Exercise brief >>
The data must be copied over exactly and in full.

[Entries from a dataset of interfaces]
"""

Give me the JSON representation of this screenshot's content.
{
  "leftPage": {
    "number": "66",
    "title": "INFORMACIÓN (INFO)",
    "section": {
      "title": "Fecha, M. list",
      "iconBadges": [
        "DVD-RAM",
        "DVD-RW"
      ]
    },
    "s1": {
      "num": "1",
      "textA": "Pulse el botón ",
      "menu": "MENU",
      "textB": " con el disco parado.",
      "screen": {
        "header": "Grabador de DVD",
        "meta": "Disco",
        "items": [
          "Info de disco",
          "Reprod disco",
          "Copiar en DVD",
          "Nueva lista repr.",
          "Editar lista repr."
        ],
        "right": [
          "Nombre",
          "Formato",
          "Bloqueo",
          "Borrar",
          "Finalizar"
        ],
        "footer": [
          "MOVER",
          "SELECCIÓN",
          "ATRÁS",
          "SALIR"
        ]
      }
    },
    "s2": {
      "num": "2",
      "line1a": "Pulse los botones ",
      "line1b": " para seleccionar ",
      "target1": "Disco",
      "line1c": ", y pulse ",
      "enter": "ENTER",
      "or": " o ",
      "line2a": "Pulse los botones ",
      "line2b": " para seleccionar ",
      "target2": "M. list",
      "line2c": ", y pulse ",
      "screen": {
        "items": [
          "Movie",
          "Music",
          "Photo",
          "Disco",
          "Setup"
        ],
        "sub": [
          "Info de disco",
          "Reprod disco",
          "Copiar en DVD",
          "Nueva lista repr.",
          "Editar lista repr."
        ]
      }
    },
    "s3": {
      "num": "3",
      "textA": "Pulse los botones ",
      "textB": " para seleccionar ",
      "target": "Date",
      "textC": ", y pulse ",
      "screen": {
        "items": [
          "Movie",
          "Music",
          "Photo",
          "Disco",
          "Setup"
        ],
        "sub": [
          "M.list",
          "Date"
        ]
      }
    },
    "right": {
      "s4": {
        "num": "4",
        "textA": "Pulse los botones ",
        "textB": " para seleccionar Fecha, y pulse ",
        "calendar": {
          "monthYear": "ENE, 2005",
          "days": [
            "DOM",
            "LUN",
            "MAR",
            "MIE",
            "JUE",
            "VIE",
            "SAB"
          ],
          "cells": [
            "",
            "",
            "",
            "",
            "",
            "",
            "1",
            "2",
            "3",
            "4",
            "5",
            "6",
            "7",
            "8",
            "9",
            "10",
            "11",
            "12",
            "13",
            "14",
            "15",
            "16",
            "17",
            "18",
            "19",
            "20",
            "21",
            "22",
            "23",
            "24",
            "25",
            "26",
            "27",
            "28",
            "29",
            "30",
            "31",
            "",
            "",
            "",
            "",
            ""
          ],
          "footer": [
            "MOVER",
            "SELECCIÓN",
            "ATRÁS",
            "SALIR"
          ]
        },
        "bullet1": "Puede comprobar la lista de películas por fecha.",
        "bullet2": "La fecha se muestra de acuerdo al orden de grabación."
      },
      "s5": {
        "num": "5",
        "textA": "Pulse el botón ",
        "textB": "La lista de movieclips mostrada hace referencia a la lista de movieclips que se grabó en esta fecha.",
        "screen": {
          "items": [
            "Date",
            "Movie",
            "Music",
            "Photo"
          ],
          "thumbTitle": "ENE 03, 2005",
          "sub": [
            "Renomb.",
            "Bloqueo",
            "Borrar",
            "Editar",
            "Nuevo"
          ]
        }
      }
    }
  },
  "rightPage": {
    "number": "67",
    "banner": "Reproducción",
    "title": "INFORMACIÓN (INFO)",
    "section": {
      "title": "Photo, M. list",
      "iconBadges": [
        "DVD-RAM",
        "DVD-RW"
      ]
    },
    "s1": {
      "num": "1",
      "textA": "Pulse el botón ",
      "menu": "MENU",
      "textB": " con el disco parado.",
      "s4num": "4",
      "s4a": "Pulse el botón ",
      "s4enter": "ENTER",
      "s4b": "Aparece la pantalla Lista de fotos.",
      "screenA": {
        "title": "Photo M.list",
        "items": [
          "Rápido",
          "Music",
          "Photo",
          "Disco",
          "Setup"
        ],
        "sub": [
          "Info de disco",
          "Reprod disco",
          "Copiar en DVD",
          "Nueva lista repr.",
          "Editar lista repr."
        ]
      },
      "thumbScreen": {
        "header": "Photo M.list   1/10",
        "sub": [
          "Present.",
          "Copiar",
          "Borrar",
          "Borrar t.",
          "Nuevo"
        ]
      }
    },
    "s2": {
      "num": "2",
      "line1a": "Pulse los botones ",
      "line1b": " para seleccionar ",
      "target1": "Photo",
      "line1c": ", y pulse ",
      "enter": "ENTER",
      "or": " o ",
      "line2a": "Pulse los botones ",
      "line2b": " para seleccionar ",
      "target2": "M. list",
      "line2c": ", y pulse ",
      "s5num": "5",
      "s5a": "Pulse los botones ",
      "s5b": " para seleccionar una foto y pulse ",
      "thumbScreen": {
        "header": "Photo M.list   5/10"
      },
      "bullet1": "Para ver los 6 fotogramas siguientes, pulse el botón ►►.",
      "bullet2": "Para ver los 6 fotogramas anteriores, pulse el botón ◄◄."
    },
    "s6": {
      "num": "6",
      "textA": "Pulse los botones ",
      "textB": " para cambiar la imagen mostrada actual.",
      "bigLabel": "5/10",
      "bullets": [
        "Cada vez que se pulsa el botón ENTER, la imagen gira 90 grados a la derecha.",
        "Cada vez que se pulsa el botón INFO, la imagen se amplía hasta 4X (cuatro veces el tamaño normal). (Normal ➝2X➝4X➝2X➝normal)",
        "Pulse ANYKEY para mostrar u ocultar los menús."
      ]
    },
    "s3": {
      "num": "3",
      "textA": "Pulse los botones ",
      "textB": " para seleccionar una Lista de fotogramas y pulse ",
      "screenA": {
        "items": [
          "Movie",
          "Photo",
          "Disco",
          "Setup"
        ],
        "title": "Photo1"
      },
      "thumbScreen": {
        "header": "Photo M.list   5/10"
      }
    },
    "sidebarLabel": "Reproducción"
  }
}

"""

Solution below >>
Give me the JSON representation of this screenshot's content.
{
  "leftPage": {
    "number": "66",
    "title": "INFORMACIÓN (INFO)",
    "section": {
      "title": "Fecha, M. list",
      "iconBadges": [
        "DVD-RAM",
        "DVD-RW"
      ]
    },
    "s1": {
      "num": "1",
      "textA": "Pulse el botón ",
      "menu": "MENU",
      "textB": " con el disco parado.",
      "screen": {
        "header": "Grabador de DVD",
        "meta": "Disco",
        "items": [
          "Info de disco",
          "Reprod disco",
          "Copiar en DVD",
          "Nueva lista repr.",
          "Editar lista repr."
        ],
        "right": [
          "Nombre",
          "Formato",
          "Bloqueo",
          "Borrar",
          "Finalizar"
        ],
        "footer": [
          "MOVER",
          "SELECCIÓN",
          "ATRÁS",
          "SALIR"
        ]
      }
    },
    "s2": {
      "num": "2",
      "line1a": "Pulse los botones ",
      "line1b": " para seleccionar ",
      "target1": "Disco",
      "line1c": ", y pulse ",
      "enter": "ENTER",
      "or": " o ",
      "line2a": "Pulse los botones ",
      "line2b": " para seleccionar ",
      "target2": "M. list",
      "line2c": ", y pulse ",
      "screen": {
        "items": [
          "Movie",
          "Music",
          "Photo",
          "Disco",
          "Setup"
        ],
        "sub": [
          "Info de disco",
          "Reprod disco",
          "Copiar en DVD",
          "Nueva lista repr.",
          "Editar lista repr."
        ]
      }
    },
    "s3": {
      "num": "3",
      "textA": "Pulse los botones ",
      "textB": " para seleccionar ",
      "target": "Date",
      "textC": ", y pulse ",
      "screen": {
        "items": [
          "Movie",
          "Music",
          "Photo",
          "Disco",
          "Setup"
        ],
        "sub": [
          "M.list",
          "Date"
        ]
      }
    },
    "right": {
      "s4": {
        "num": "4",
        "textA": "Pulse los botones ",
        "textB": " para seleccionar Fecha, y pulse ",
        "calendar": {
          "monthYear": "ENE, 2005",
          "days": [
            "DOM",
            "LUN",
            "MAR",
            "MIE",
            "JUE",
            "VIE",
            "SAB"
          ],
          "cells": [
            "",
            "",
            "",
            "",
            "",
            "",
            "1",
            "2",
            "3",
            "4",
            "5",
            "6",
            "7",
            "8",
            "9",
            "10",
            "11",
            "12",
            "13",
            "14",
            "15",
            "16",
            "17",
            "18",
            "19",
            "20",
            "21",
            "22",
            "23",
            "24",
            "25",
            "26",
            "27",
            "28",
            "29",
            "30",
            "31",
            "",
            "",
            "",
            "",
            ""
          ],
          "footer": [
            "MOVER",
            "SELECCIÓN",
            "ATRÁS",
            "SALIR"
          ]
        },
        "bullet1": "Puede comprobar la lista de películas por fecha.",
        "bullet2": "La fecha se muestra de acuerdo al orden de grabación."
      },
      "s5": {
        "num": "5",
        "textA": "Pulse el botón ",
        "textB": "La lista de movieclips mostrada hace referencia a la lista de movieclips que se grabó en esta fecha.",
        "screen": {
          "items": [
            "Date",
            "Movie",
            "Music",
            "Photo"
          ],
          "thumbTitle": "ENE 03, 2005",
          "sub": [
            "Renomb.",
            "Bloqueo",
            "Borrar",
            "Editar",
            "Nuevo"
          ]
        }
      }
    }
  },
  "rightPage": {
    "number": "67",
    "banner": "Reproducción",
    "title": "INFORMACIÓN (INFO)",
    "section": {
      "title": "Photo, M. list",
      "iconBadges": [
        "DVD-RAM",
        "DVD-RW"
      ]
    },
    "s1": {
      "num": "1",
      "textA": "Pulse el botón ",
      "menu": "MENU",
      "textB": " con el disco parado.",
      "s4num": "4",
      "s4a": "Pulse el botón ",
      "s4enter": "ENTER",
      "s4b": "Aparece la pantalla Lista de fotos.",
      "screenA": {
        "title": "Photo M.list",
        "items": [
          "Rápido",
          "Music",
          "Photo",
          "Disco",
          "Setup"
        ],
        "sub": [
          "Info de disco",
          "Reprod disco",
          "Copiar en DVD",
          "Nueva lista repr.",
          "Editar lista repr."
        ]
      },
      "thumbScreen": {
        "header": "Photo M.list   1/10",
        "sub": [
          "Present.",
          "Copiar",
          "Borrar",
          "Borrar t.",
          "Nuevo"
        ]
      }
    },
    "s2": {
      "num": "2",
      "line1a": "Pulse los botones ",
      "line1b": " para seleccionar ",
      "target1": "Photo",
      "line1c": ", y pulse ",
      "enter": "ENTER",
      "or": " o ",
      "line2a": "Pulse los botones ",
      "line2b": " para seleccionar ",
      "target2": "M. list",
      "line2c": ", y pulse ",
      "s5num": "5",
      "s5a": "Pulse los botones ",
      "s5b": " para seleccionar una foto y pulse ",
      "thumbScreen": {
        "header": "Photo M.list   5/10"
      },
      "bullet1": "Para ver los 6 fotogramas siguientes, pulse el botón ►►.",
      "bullet2": "Para ver los 6 fotogramas anteriores, pulse el botón ◄◄."
    },
    "s6": {
      "num": "6",
      "textA": "Pulse los botones ",
      "textB": " para cambiar la imagen mostrada actual.",
      "bigLabel": "5/10",
      "bullets": [
        "Cada vez que se pulsa el botón ENTER, la imagen gira 90 grados a la derecha.",
        "Cada vez que se pulsa el botón INFO, la imagen se amplía hasta 4X (cuatro veces el tamaño normal). (Normal ➝2X➝4X➝2X➝normal)",
        "Pulse ANYKEY para mostrar u ocultar los menús."
      ]
    },
    "s3": {
      "num": "3",
      "textA": "Pulse los botones ",
      "textB": " para seleccionar una Lista de fotogramas y pulse ",
      "screenA": {
        "items": [
          "Movie",
          "Photo",
          "Disco",
          "Setup"
        ],
        "title": "Photo1"
      },
      "thumbScreen": {
        "header": "Photo M.list   5/10"
      }
    },
    "sidebarLabel": "Reproducción"
  }
}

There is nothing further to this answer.